This week’s Torah portion is Vayigash, Genesis 44:18 – 47:27.
Our Torah portion, Vayigash, brings us the end of the three parsha cycle of the Joseph story. It picks up at a moment of suspense: To test loyalty brothers’ loyalty to one another, Joseph has framed Benjamin for the crime of stealing Joseph’s silver goblet. At the end of the previous parsha, Judah, the very one who decided to sell Joseph into slavery and actually profit from their crime against him, is the one who speaks up first, offering up all 11 brothers for the supposed crime of the one.
This week’s parsha opens with the phrase “Vayigash eilav yehudah,” meaning “Judah approached him [Joseph]”. This is an interesting way to start, as Judah had already been speaking with Joseph directly (or at least through a translator in order for Joseph to keep his identity hidden). The ancient rabbis also noticed this and asked what it meant that Judah approached him; Judah was already speaking to Joseph.

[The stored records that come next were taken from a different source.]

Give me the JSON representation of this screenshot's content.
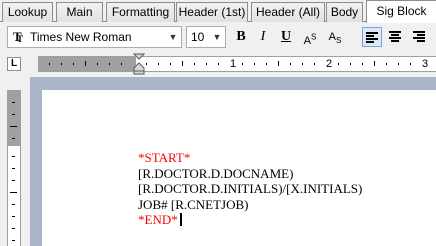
{
  "tabs": [
    {
      "label": "Lookup",
      "active": false
    },
    {
      "label": "Main",
      "active": false
    },
    {
      "label": "Formatting",
      "active": false
    },
    {
      "label": "Header (1st)",
      "active": false
    },
    {
      "label": "Header (All)",
      "active": false
    },
    {
      "label": "Body",
      "active": false
    },
    {
      "label": "Sig Block",
      "active": true
    }
  ],
  "toolbar": {
    "font_icon": "truetype-font-icon",
    "font_name": "Times New Roman",
    "font_size": "10",
    "bold_label": "B",
    "italic_label": "I",
    "underline_label": "U",
    "superscript_label": "AS",
    "subscript_label": "AS",
    "align_options": [
      "left",
      "center",
      "right"
    ],
    "active_align": "left",
    "active_color": "#dbe9f7"
  },
  "ruler": {
    "tab_selector": "L",
    "numbers": [
      "1",
      "2",
      "3"
    ]
  },
  "document": {
    "lines": [
      {
        "text": "*START*",
        "color": "#ff0000"
      },
      {
        "text": "[R.DOCTOR.D.DOCNAME)",
        "color": "#000000"
      },
      {
        "text": "[R.DOCTOR.D.INITIALS)/[X.INITIALS)",
        "color": "#000000"
      },
      {
        "text": "JOB#  [R.CNETJOB)",
        "color": "#000000"
      },
      {
        "text": "*END*",
        "color": "#ff0000"
      }
    ]
  }
}
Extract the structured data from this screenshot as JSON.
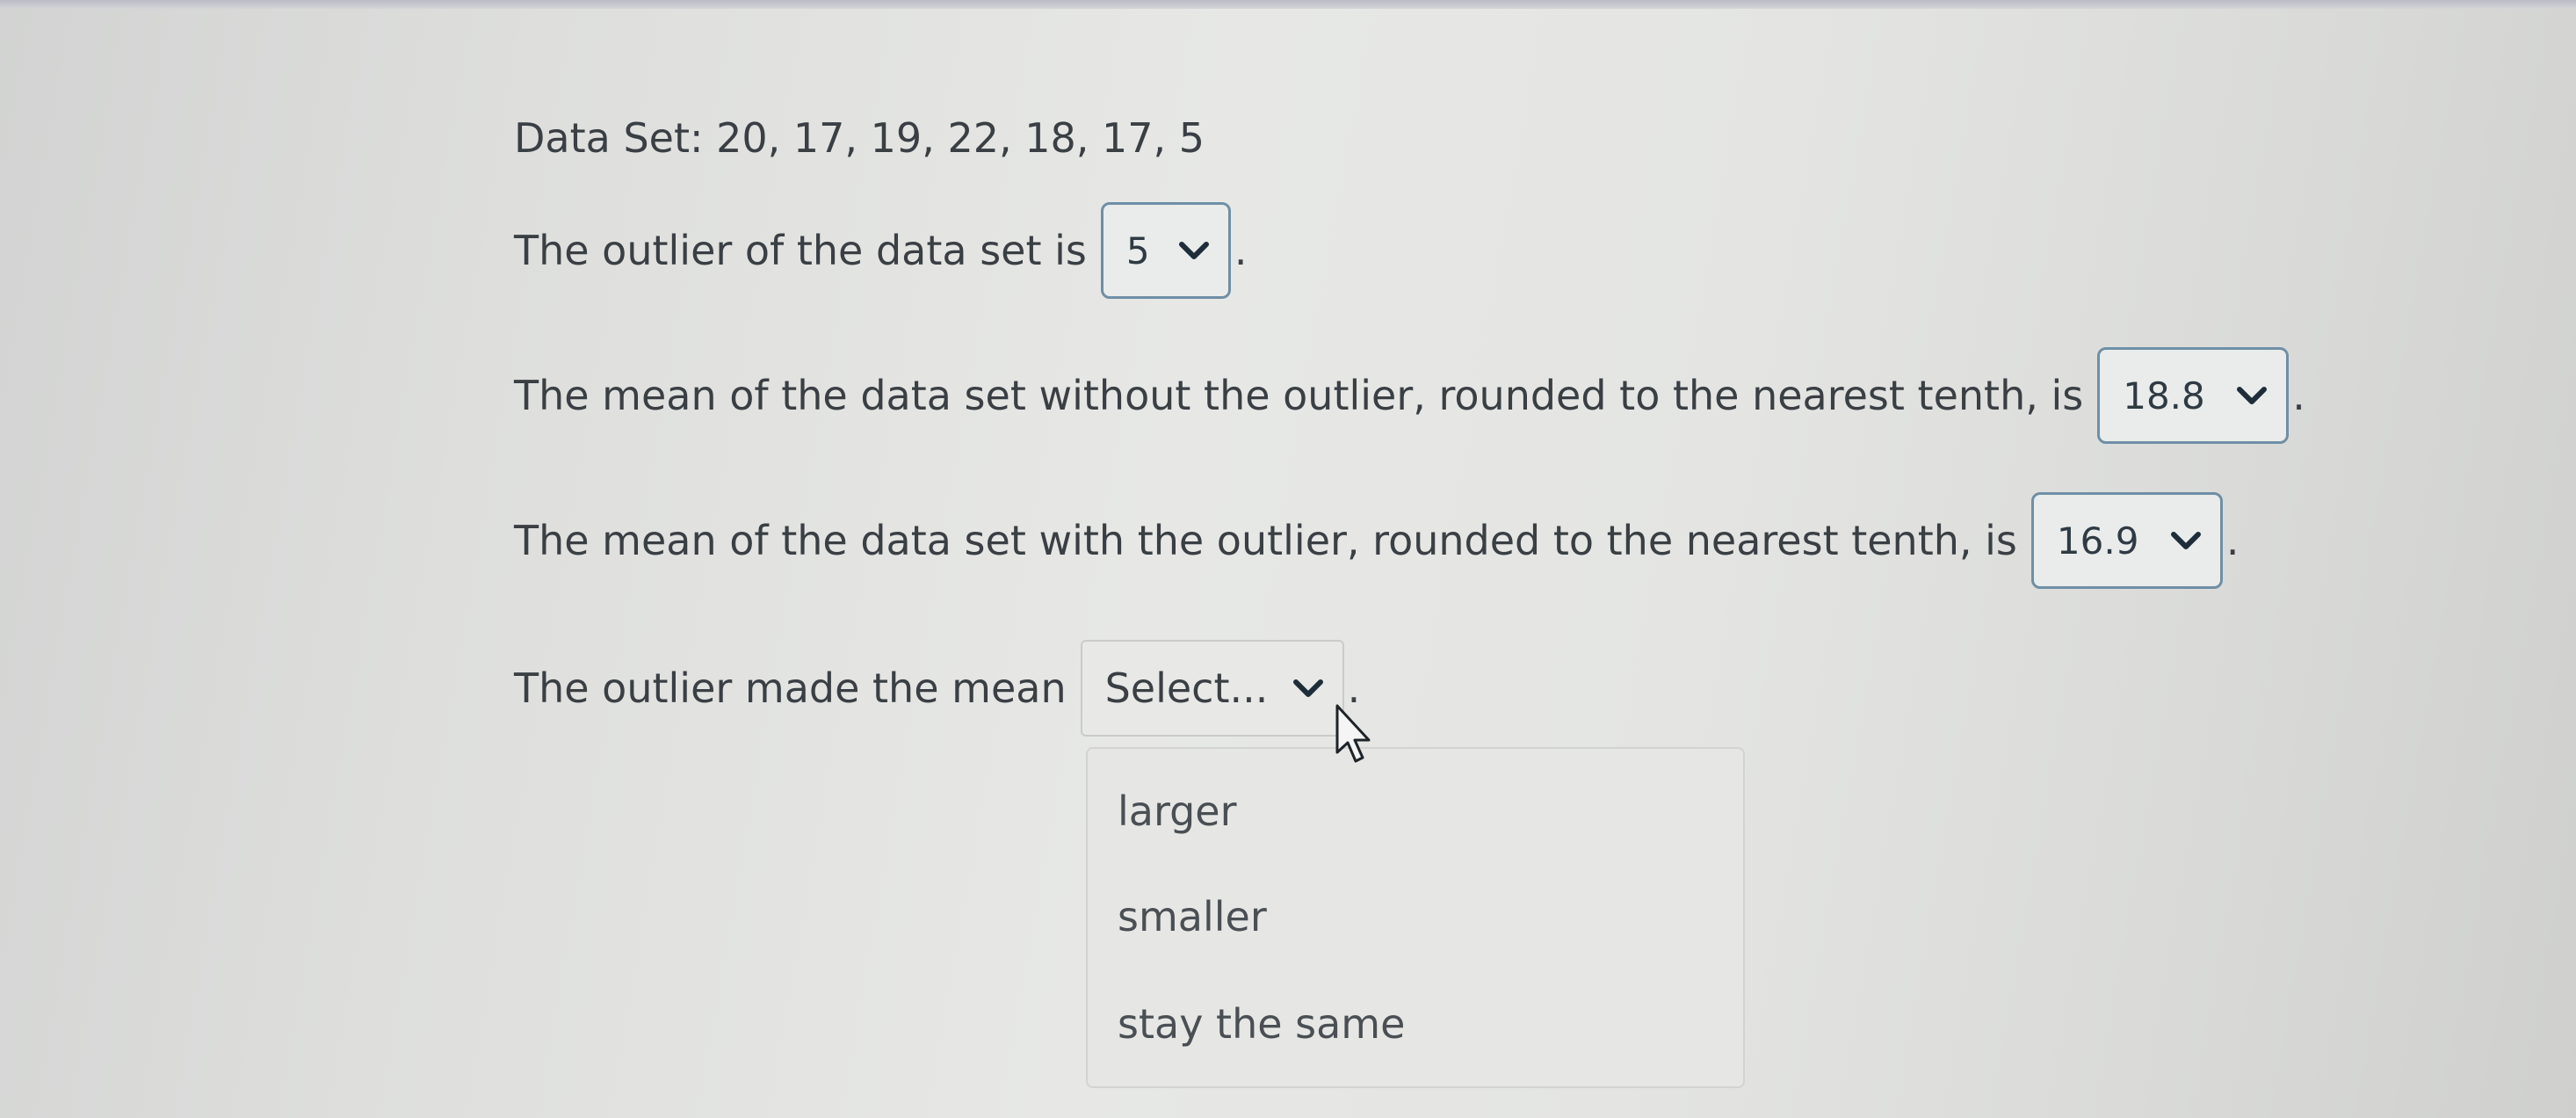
{
  "data_set_text": "Data Set: 20, 17, 19, 22, 18, 17, 5",
  "q1": {
    "prefix": "The outlier of the data set is",
    "value": "5",
    "suffix": "."
  },
  "q2": {
    "prefix": "The mean of the data set without the outlier, rounded to the nearest tenth, is",
    "value": "18.8",
    "suffix": "."
  },
  "q3": {
    "prefix": "The mean of the data set with the outlier, rounded to the nearest tenth, is",
    "value": "16.9",
    "suffix": "."
  },
  "q4": {
    "prefix": "The outlier made the mean",
    "value": "Select...",
    "suffix": "."
  },
  "dropdown_options": [
    "larger",
    "smaller",
    "stay the same"
  ],
  "icons": {
    "chevron": "chevron-down-icon",
    "cursor": "mouse-pointer-icon"
  },
  "colors": {
    "select_border": "#6f8fa6",
    "text": "#3a3f44"
  }
}
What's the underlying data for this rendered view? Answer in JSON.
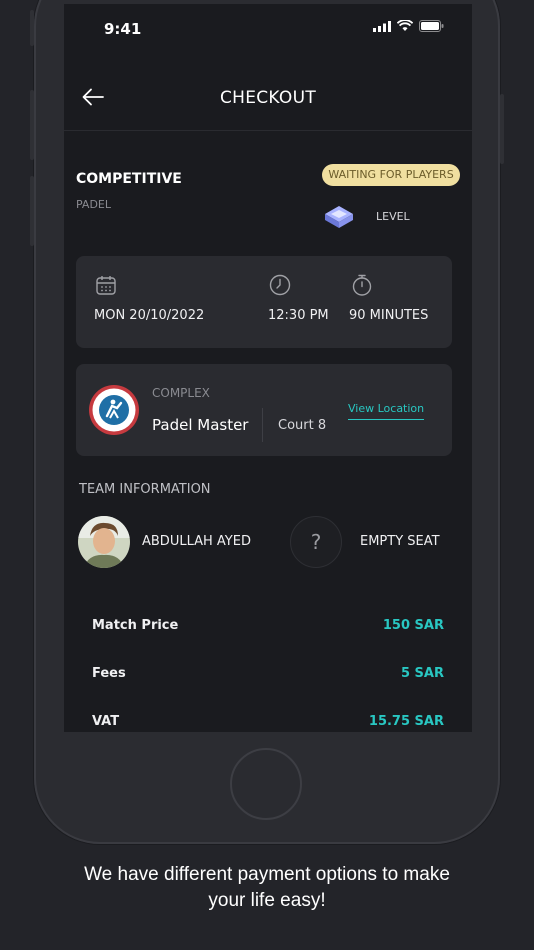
{
  "status": {
    "time": "9:41"
  },
  "nav": {
    "title": "CHECKOUT",
    "back_icon": "arrow-left-icon"
  },
  "match": {
    "mode": "COMPETITIVE",
    "sport": "PADEL",
    "status_badge": "WAITING FOR PLAYERS",
    "level_label": "LEVEL"
  },
  "schedule": {
    "date": "MON 20/10/2022",
    "time": "12:30 PM",
    "duration": "90 MINUTES"
  },
  "complex": {
    "label": "COMPLEX",
    "name": "Padel Master",
    "court": "Court 8",
    "link": "View Location"
  },
  "team": {
    "heading": "TEAM INFORMATION",
    "player_name": "ABDULLAH AYED",
    "empty_symbol": "?",
    "empty_label": "EMPTY SEAT"
  },
  "pricing": [
    {
      "label": "Match Price",
      "value": "150 SAR"
    },
    {
      "label": "Fees",
      "value": "5 SAR"
    },
    {
      "label": "VAT",
      "value": "15.75 SAR"
    }
  ],
  "caption": {
    "line1": "We have different payment options to make",
    "line2": "your life easy!"
  },
  "colors": {
    "accent": "#29c7c2",
    "badge": "#f0dfa0",
    "background": "#1a1b1f",
    "card": "#2a2b30"
  }
}
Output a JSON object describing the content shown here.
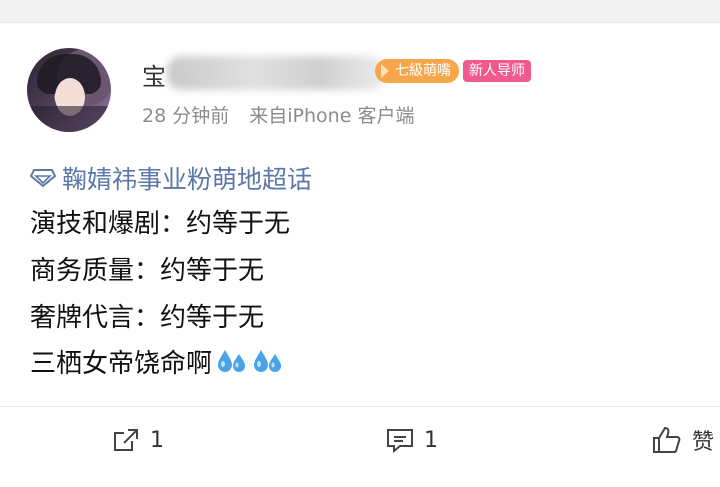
{
  "post": {
    "author_prefix": "宝",
    "level_badge": "七級萌嘴",
    "mentor_badge": "新人导师",
    "time": "28 分钟前",
    "source": "来自iPhone 客户端",
    "topic": "鞠婧祎事业粉萌地超话",
    "lines": [
      "演技和爆剧：约等于无",
      "商务质量：约等于无",
      "奢牌代言：约等于无",
      "三栖女帝饶命啊"
    ],
    "emoji": [
      "sweat-drops-icon",
      "sweat-drops-icon"
    ]
  },
  "actions": {
    "share_count": "1",
    "comment_count": "1",
    "like_label": "赞"
  },
  "colors": {
    "topic": "#5b78a9",
    "level_badge": "#f7a64b",
    "mentor_badge": "#f05a8d",
    "meta": "#8c8c8c",
    "drops": "#4aa3e8"
  }
}
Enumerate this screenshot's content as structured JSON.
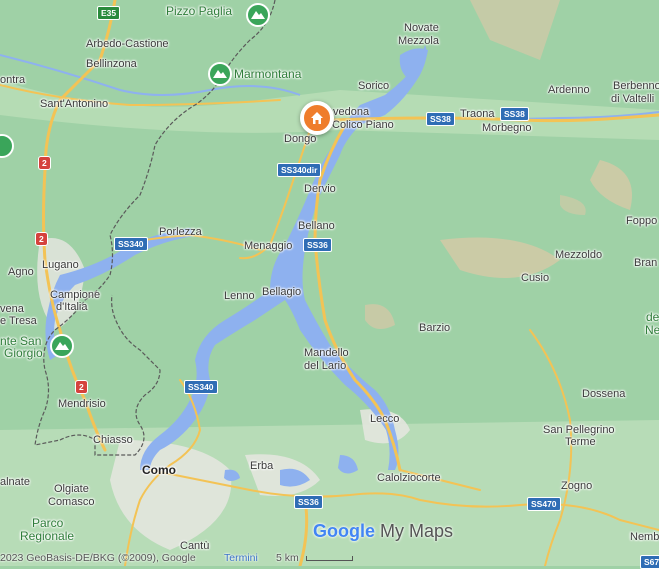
{
  "map": {
    "attribution": "2023 GeoBasis-DE/BKG (©2009), Google",
    "terms_link": "Termini",
    "scale_label": "5 km",
    "logo_google": "Google",
    "logo_mymaps": "My Maps",
    "home_marker": "home-marker"
  },
  "places": {
    "pizzo_paglia": "Pizzo Paglia",
    "arbedo": "Arbedo-Castione",
    "bellinzona": "Bellinzona",
    "marmontana": "Marmontana",
    "novate": "Novate",
    "mezzola": "Mezzola",
    "sorico": "Sorico",
    "ontra": "ontra",
    "sant_antonino": "Sant'Antonino",
    "gravedona": "vedona",
    "colico_piano": "Colico Piano",
    "ardenno": "Ardenno",
    "berbenno": "Berbenno",
    "di_valtelli": "di Valtelli",
    "traona": "Traona",
    "morbegno": "Morbegno",
    "dongo": "Dongo",
    "dervio": "Dervio",
    "porlezza": "Porlezza",
    "bellano": "Bellano",
    "menaggio": "Menaggio",
    "foppo": "Foppo",
    "lugano": "Lugano",
    "mezzoldo": "Mezzoldo",
    "branz": "Bran",
    "agno": "Agno",
    "cusio": "Cusio",
    "campione": "Campione",
    "ditalia": "d'Italia",
    "lenno": "Lenno",
    "bellagio": "Bellagio",
    "vena": "vena",
    "tresa": "e Tresa",
    "barzio": "Barzio",
    "monte_san": "nte San",
    "giorgio": "Giorgio",
    "de": "de",
    "ne": "Ne",
    "mandello": "Mandello",
    "del_lario": "del Lario",
    "mendrisio": "Mendrisio",
    "dossena": "Dossena",
    "lecco": "Lecco",
    "chiasso": "Chiasso",
    "san_pellegrino": "San Pellegrino",
    "terme": "Terme",
    "como": "Como",
    "erba": "Erba",
    "calolziocorte": "Calolziocorte",
    "balnate": "alnate",
    "olgiate": "Olgiate",
    "comasco": "Comasco",
    "zogno": "Zogno",
    "parco": "Parco",
    "regionale": "Regionale",
    "cantu": "Cantù",
    "nemb": "Nemb"
  },
  "roads": {
    "e35": "E35",
    "ss38a": "SS38",
    "ss38b": "SS38",
    "ss340dir": "SS340dir",
    "ss36a": "SS36",
    "ss340a": "SS340",
    "ss340b": "SS340",
    "ss36b": "SS36",
    "ss470": "SS470",
    "r2a": "2",
    "r2b": "2",
    "r2c": "2",
    "ss67": "S67"
  },
  "colors": {
    "land": "#9fd1a6",
    "water": "#8eb1ef",
    "road": "#f3c355",
    "urban": "#e6e6e0",
    "border": "#5a5a5a",
    "marker": "#ef7d2c",
    "mountain_icon": "#3aa55a"
  }
}
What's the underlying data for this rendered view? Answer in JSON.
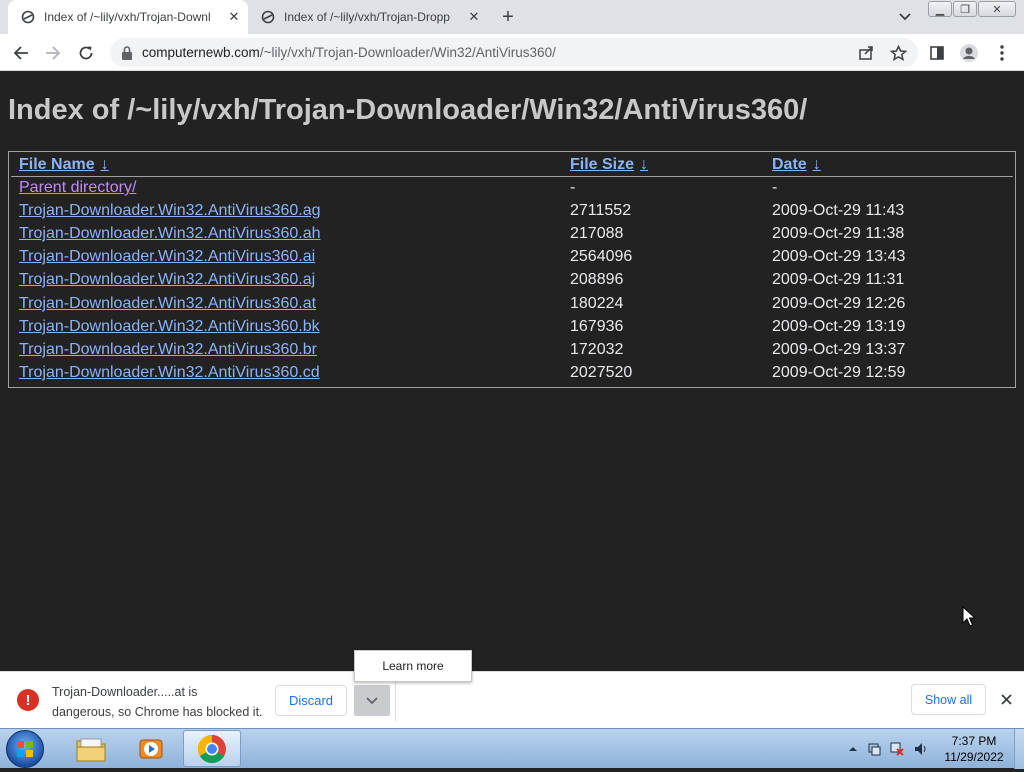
{
  "browser": {
    "tabs": [
      {
        "title": "Index of /~lily/vxh/Trojan-Downl",
        "active": true
      },
      {
        "title": "Index of /~lily/vxh/Trojan-Dropp",
        "active": false
      }
    ],
    "new_tab_label": "+",
    "url_host": "computernewb.com",
    "url_path": "/~lily/vxh/Trojan-Downloader/Win32/AntiVirus360/"
  },
  "page": {
    "heading": "Index of /~lily/vxh/Trojan-Downloader/Win32/AntiVirus360/",
    "columns": {
      "name": "File Name",
      "size": "File Size",
      "date": "Date",
      "sort_arrow": "↓"
    },
    "parent": {
      "name": "Parent directory/",
      "size": "-",
      "date": "-"
    },
    "files": [
      {
        "name": "Trojan-Downloader.Win32.AntiVirus360.ag",
        "size": "2711552",
        "date": "2009-Oct-29 11:43"
      },
      {
        "name": "Trojan-Downloader.Win32.AntiVirus360.ah",
        "size": "217088",
        "date": "2009-Oct-29 11:38"
      },
      {
        "name": "Trojan-Downloader.Win32.AntiVirus360.ai",
        "size": "2564096",
        "date": "2009-Oct-29 13:43"
      },
      {
        "name": "Trojan-Downloader.Win32.AntiVirus360.aj",
        "size": "208896",
        "date": "2009-Oct-29 11:31"
      },
      {
        "name": "Trojan-Downloader.Win32.AntiVirus360.at",
        "size": "180224",
        "date": "2009-Oct-29 12:26"
      },
      {
        "name": "Trojan-Downloader.Win32.AntiVirus360.bk",
        "size": "167936",
        "date": "2009-Oct-29 13:19"
      },
      {
        "name": "Trojan-Downloader.Win32.AntiVirus360.br",
        "size": "172032",
        "date": "2009-Oct-29 13:37"
      },
      {
        "name": "Trojan-Downloader.Win32.AntiVirus360.cd",
        "size": "2027520",
        "date": "2009-Oct-29 12:59"
      }
    ]
  },
  "downloads": {
    "message_line1": "Trojan-Downloader.....at is",
    "message_line2": "dangerous, so Chrome has blocked it.",
    "discard_label": "Discard",
    "learn_more_label": "Learn more",
    "show_all_label": "Show all",
    "warning_glyph": "!"
  },
  "taskbar": {
    "time": "7:37 PM",
    "date": "11/29/2022"
  },
  "colors": {
    "page_bg": "#222222",
    "link": "#8ab4f8",
    "visited_link": "#c58af9",
    "heading": "#c8c8c8",
    "danger": "#d93025",
    "accent": "#1a73e8"
  }
}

While the text of the Torah shows a heartfelt speech given by Judah, the midrash, from a variety of sources, paints a different picture. The midrash shows Judah as convinced of Benjamin’s innocence and angrily confronting Joseph, threatening (with the backing of the other brothers) to kill one-fourth of Egypt’s population. “I will dye all of the districts of Egypt with blood,” Judah exclaims. Joseph’s reply is “for you dyed the coat of your brother with blood” (a detail that would have shocked the brothers).
It is out of this confrontation that Joseph decides to reveal himself, fearing that the brothers had the resolve and ability to do as they said. Therefore, according to this midrash, Joseph was looking for more than Judah’s speech seeking mercy, Joseph wanted the brothers to rise, angry, with zeal to protect their youngest one. Once Joseph saw that they were willing to get angry to save Benjamin, as opposed to the nearly emotionless way they sold him into slavery, he knew the brothers had indeed repented.
What Joseph sought from his brothers was more than pity on their father, but a show of force to prove they truly cared about one another. When they showed this and Joseph saw that it was genuine, then he revealed himself. Ultimately, for our great sages, it was a demonstration of anger that showed how much they cared and how strongly they wanted to fight the injustice of his pending imprisonment. If they didn’t care about Benjamin (and their father), they wouldn’t have fought so hard for him.
Anger is often described as a negative emotion, but when used properly it has great power. Just as the brother’s anger showed they cared, there are productive ways to use anger in our day and age as well. When we see injustice in our communities, our nation and in the world, we can speak out, we can say that it makes us angry and we can be prepared to do something about it. In our day and age it is, of course, not proper to threaten physical harm. We do have the power of our voices, our votes, our wallets and more to make it clear that we will not accept injustice.
Questions for discussion
1. What is an injustice you have seen that has made you feel angry? What could you have done to help in that moment?
2. How can you use your anger about an injustice in a healthy way to make an unjust situation more just?
3. How can you support those who are fighting injustice locally and around the world? n
Rabbi Daniel Plotkin is the rabbi-educator at Temple Isaiah in Fulton.